» **Required action**
In this material, which lines include the string "Select"? Show them.

» **Data supplied**
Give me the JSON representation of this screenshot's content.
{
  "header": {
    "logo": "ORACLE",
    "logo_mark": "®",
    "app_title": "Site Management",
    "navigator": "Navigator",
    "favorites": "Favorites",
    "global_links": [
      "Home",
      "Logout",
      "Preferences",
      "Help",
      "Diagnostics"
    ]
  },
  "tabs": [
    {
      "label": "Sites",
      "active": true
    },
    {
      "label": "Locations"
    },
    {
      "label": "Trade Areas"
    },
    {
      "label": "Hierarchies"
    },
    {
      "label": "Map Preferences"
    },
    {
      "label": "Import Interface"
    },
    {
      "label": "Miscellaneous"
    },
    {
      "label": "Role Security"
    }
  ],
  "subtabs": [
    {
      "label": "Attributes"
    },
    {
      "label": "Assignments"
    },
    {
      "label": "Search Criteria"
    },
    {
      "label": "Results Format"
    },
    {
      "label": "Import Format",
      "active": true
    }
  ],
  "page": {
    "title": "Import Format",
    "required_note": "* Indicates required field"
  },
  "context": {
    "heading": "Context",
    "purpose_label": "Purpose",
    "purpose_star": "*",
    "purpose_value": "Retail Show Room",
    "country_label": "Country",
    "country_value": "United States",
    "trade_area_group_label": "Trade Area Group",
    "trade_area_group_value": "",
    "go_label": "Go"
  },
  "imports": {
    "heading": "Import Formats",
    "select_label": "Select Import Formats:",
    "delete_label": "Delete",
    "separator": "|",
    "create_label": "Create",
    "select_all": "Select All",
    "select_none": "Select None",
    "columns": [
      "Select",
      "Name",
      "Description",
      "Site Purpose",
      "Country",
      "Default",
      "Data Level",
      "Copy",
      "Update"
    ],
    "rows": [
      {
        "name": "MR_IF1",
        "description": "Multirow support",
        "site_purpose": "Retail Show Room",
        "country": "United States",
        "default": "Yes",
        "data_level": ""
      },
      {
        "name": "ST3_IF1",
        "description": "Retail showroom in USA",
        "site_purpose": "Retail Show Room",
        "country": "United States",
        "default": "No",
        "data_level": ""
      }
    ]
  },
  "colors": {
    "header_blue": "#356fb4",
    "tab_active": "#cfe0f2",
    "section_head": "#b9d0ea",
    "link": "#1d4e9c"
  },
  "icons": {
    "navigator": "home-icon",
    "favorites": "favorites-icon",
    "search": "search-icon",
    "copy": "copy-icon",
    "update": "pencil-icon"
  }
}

» **Output of the exercise**
    "select_label": "Select Import Formats:",
    "select_all": "Select All",
    "select_none": "Select None",
      "Select",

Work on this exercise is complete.